Lead in Water Program

  • Testing Methodology and Protocol

    Purpose

    The district goal is to provide lead safe drinking water sources throughout all its facilities. This will include identification of water sources that are considered drinking sources and testing and follow-up procedures.

    Methodology

    This program is modeled after the Minnesota Department of Health’s “Reducing Lead in Drinking Water: A Manual for Minnesota’s Schools.” The program identifies potable water sources, sources for lead, and outlines follow-up procedures for fixtures testing high in lead content.

    Testing Protocol:

    1. Sample collection is performed on Sundays (low use day) to obtain a “worst case” sample of the drinking water a person may consume from a fixture.
    2. The water is the “first draw” of water from a fixture.
    3. The sample collection size is 250 ml.
    4. The samples a sent to a Minnesota Department of Health (MDH) approved lab for analysis or analyzed with an approved anodic stripping voltammetry method.
    5. Test results should be at or below 20 parts per billion (ppb).
    6. All drinking water sources shall be sampled every five years.

    Drinking water sources include:

    • Drinking fountains
    • Sinks in classrooms (exception science lab rooms in junior and senior highs).
    • All kitchen area sources.
    • All nurse/heath area sources.
    • Water dispensers (not bottled).
    • Restroom sinks.
    • Office sinks.
    • Boiler Room sinks and first draws.
    • Additional sources may be added if they are identified as sources of consumption by facility occupants.

    High Test Results

    Fixtures testing above 20 ppb shall have a follow-up sample collected as outlined above AFTER the water has ran for 15 seconds.

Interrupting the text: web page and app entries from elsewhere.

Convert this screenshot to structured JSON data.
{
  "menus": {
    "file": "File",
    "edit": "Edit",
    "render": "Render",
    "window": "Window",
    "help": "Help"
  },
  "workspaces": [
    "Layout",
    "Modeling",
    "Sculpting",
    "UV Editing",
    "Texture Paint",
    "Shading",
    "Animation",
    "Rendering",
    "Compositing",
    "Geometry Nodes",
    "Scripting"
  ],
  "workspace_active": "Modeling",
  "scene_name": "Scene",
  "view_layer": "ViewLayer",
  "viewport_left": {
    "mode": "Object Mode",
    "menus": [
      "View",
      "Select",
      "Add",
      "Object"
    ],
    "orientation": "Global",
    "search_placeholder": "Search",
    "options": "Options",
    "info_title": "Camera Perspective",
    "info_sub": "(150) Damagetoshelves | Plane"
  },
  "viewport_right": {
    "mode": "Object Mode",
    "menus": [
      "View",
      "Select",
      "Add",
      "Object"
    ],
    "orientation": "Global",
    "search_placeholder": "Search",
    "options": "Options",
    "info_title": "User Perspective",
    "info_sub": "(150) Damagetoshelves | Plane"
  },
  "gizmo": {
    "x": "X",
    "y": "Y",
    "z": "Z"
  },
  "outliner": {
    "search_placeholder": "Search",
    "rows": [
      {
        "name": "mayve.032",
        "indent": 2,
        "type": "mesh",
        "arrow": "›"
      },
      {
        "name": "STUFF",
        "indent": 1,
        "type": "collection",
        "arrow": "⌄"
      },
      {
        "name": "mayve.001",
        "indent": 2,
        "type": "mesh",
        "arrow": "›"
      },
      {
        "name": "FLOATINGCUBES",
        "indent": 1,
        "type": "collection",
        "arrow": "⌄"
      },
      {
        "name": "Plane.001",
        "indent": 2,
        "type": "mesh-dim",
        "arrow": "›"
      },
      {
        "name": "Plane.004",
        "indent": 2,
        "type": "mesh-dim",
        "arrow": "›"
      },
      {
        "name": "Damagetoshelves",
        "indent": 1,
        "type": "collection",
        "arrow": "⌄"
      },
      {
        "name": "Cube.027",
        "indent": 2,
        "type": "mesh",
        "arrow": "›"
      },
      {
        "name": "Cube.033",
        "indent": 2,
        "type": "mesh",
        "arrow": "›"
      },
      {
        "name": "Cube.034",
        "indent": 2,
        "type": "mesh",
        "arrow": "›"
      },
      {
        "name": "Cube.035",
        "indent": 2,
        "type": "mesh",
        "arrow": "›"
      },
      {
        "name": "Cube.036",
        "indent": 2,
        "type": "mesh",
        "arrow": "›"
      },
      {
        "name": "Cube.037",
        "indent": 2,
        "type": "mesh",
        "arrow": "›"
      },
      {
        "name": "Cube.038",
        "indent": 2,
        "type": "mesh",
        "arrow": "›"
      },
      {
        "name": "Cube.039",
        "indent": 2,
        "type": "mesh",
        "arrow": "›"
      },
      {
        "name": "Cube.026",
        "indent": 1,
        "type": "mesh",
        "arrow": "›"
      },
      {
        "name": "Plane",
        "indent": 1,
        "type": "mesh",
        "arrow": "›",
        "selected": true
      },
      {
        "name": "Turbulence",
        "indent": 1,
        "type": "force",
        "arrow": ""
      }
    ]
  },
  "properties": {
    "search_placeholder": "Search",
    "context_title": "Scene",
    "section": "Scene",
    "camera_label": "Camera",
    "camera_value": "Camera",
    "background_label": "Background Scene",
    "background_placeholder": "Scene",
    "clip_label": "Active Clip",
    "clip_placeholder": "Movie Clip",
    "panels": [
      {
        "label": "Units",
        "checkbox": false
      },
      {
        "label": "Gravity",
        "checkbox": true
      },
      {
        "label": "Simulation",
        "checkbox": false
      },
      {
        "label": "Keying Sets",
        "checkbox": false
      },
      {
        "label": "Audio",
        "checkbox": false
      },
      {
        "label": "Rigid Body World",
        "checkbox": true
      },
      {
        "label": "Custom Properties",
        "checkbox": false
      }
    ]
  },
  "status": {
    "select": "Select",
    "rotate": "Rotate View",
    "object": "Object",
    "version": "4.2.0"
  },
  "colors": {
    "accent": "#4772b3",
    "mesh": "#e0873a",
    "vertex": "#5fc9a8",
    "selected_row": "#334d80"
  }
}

If the sample analysis is at or below 20 ppb, this fixture is safe for drinking anytime provided it has been flushed for 15 seconds.

    Fixtures failing the “flush test” shall be either turned off until replacement of the fixture or labeled as not recommended for consumption.

Additional Information